Study Plan


In order to meet the new needs of society and to foster technological progress, Politecnico di Torino is committed to teaching students not only technical competences (Hard Skills) but also transferable skills, (Soft Skills). The purpose is to contribute to developing a better awareness of the need for interdisciplinarity, team-working, language, and IT enhancement, improvement in the field of knowledge and management of international research systems, exploitation of research results, intellectual property and the promotion of future professional careers. For this reason, Politecnico di Torino also recognizes the number of hours that Ph.D. candidates have spent in external activities for the development of Hard and Soft Skills. 

Every year, the School invites internationally-recognized lecturers to teach high-level courses. These courses, in line with the mission and strategic policy-making of our Ph.D. programmes, are called Guest lectures. Their catalogue represents an opportunity to provide a broader perspective on research topics.

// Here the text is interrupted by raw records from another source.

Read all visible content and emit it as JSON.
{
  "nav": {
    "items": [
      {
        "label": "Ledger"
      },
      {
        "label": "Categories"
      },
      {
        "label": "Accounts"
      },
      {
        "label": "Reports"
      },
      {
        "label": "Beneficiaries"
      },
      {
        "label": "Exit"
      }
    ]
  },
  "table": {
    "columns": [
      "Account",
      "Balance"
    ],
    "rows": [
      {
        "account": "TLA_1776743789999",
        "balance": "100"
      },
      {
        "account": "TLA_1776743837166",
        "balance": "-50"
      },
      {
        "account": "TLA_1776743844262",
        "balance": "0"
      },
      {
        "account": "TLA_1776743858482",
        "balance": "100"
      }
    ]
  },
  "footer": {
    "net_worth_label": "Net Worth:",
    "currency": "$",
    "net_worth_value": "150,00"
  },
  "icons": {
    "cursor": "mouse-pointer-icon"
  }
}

Politecnico di Torino believes in the importance of a third-level education in which students get familiar with the Sustainable Development Goals, a subject that is transversally covered in our courses.

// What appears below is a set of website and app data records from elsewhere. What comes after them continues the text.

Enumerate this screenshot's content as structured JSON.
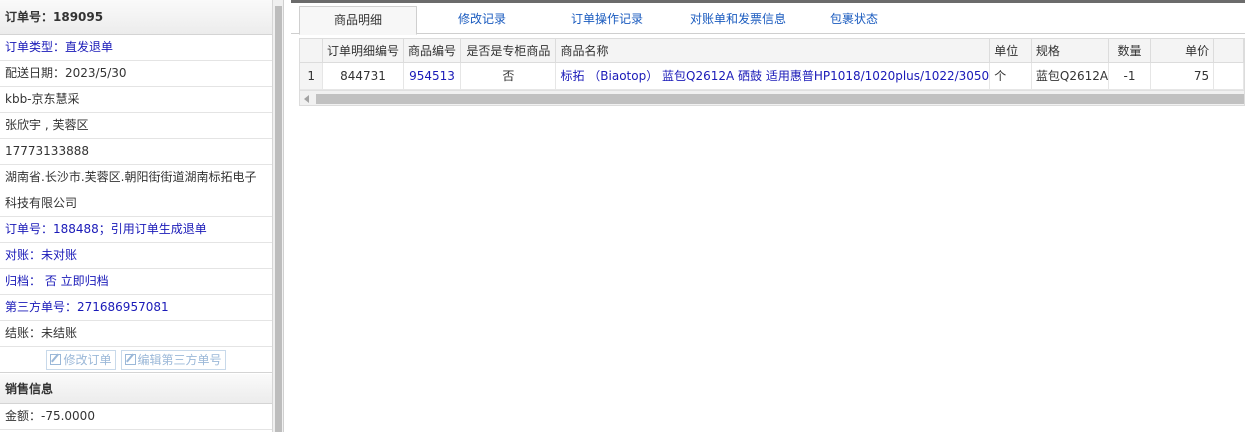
{
  "left_panel": {
    "order_no": "订单号：189095",
    "rows": [
      {
        "text": "订单类型：直发退单",
        "blue": true
      },
      {
        "text": "配送日期：2023/5/30",
        "blue": false
      },
      {
        "text": "kbb-京东慧采",
        "blue": false
      },
      {
        "text": "张欣宇 , 芙蓉区",
        "blue": false
      },
      {
        "text": "17773133888",
        "blue": false
      }
    ],
    "address_line1": "湖南省.长沙市.芙蓉区.朝阳街街道湖南标拓电子",
    "address_line2": "科技有限公司",
    "rows2": [
      {
        "text": "订单号：188488；引用订单生成退单",
        "blue": true
      },
      {
        "text": "对账：未对账",
        "blue": true
      },
      {
        "text": "归档： 否 立即归档",
        "blue": true
      },
      {
        "text": "第三方单号：271686957081",
        "blue": true
      },
      {
        "text": "结账：未结账",
        "blue": false
      }
    ],
    "buttons": {
      "edit_order": "修改订单",
      "edit_third_party": "编辑第三方单号"
    },
    "sales_section_title": "销售信息",
    "amount": "金额：-75.0000"
  },
  "tabs": [
    {
      "label": "商品明细",
      "active": true
    },
    {
      "label": "修改记录",
      "active": false
    },
    {
      "label": "订单操作记录",
      "active": false
    },
    {
      "label": "对账单和发票信息",
      "active": false
    },
    {
      "label": "包裹状态",
      "active": false
    }
  ],
  "grid": {
    "columns": [
      "订单明细编号",
      "商品编号",
      "是否是专柜商品",
      "商品名称",
      "单位",
      "规格",
      "数量",
      "单价"
    ],
    "rows": [
      {
        "row_no": "1",
        "detail_no": "844731",
        "product_no": "954513",
        "is_counter": "否",
        "name": "标拓 （Biaotop） 蓝包Q2612A 硒鼓 适用惠普HP1018/1020plus/1022/3050",
        "unit": "个",
        "spec": "蓝包Q2612A",
        "qty": "-1",
        "price": "75"
      }
    ]
  },
  "colors": {
    "link_blue": "#1a1ab8",
    "tab_blue": "#1a5bbf",
    "button_disabled": "#9bb8d8"
  }
}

Each Ph.D. candidate builds his/her study plan with the support of the Supervisor filling out the Declaration of Intent (DOI) after the beginning of the academic year. The DOI can be modified and new courses can be added to it during the three years.An array of e-learning courses integrate and enhance the courses taught in class.

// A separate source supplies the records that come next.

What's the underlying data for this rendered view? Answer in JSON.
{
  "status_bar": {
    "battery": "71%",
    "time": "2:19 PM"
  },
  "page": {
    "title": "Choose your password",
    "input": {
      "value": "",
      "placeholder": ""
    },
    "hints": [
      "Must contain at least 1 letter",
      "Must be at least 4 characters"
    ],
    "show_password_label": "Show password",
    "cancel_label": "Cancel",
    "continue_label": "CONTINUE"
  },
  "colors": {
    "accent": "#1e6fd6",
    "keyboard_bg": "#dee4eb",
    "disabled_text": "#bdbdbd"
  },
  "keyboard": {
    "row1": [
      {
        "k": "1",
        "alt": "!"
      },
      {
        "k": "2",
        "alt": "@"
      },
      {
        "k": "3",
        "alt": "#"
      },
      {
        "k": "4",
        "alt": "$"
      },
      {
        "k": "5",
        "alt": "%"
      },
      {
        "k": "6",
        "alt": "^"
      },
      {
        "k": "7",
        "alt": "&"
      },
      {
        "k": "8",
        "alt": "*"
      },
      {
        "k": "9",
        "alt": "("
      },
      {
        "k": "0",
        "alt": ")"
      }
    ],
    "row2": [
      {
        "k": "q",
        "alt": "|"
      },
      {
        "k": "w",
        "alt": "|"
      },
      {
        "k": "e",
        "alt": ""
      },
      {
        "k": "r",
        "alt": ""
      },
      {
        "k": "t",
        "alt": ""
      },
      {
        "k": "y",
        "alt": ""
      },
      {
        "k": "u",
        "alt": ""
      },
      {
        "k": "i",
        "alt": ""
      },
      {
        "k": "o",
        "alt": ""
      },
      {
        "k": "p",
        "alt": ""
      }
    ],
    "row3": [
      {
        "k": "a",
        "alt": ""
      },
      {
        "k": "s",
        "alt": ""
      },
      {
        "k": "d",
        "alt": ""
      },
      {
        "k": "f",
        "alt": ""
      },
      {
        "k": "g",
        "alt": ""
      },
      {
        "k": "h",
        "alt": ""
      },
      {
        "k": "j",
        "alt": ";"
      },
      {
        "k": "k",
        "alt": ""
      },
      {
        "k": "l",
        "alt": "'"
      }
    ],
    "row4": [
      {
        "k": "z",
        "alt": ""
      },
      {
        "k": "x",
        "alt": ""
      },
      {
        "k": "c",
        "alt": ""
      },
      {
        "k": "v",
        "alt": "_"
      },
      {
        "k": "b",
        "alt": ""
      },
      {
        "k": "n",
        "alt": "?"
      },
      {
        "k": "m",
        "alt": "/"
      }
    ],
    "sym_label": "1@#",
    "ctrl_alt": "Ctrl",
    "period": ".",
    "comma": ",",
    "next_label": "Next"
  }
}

The School Board has approved the guidelines for the calculation of training and research activities, summarized in this scheme. There is a  system, called "cruscotto", which calculates the educational activities, publications and external activities. For each of these items, the School Board has defined a score that the Ph.D. candidates need to achieve by the end of the three-year term of the programme. 

We encourage all Ph.D candidates to take the majority of courses in the first two years, so they can work on their research project during the final year. 

At the end of each year, the Academic Board evaluates the training and research activities carried out by each Ph.D. candidate and decide on his/her admission to year 2 and 3 and to the final oral defence. A negative opinion of the Board leads to the exclusion of the Ph.D. candidate from the programme.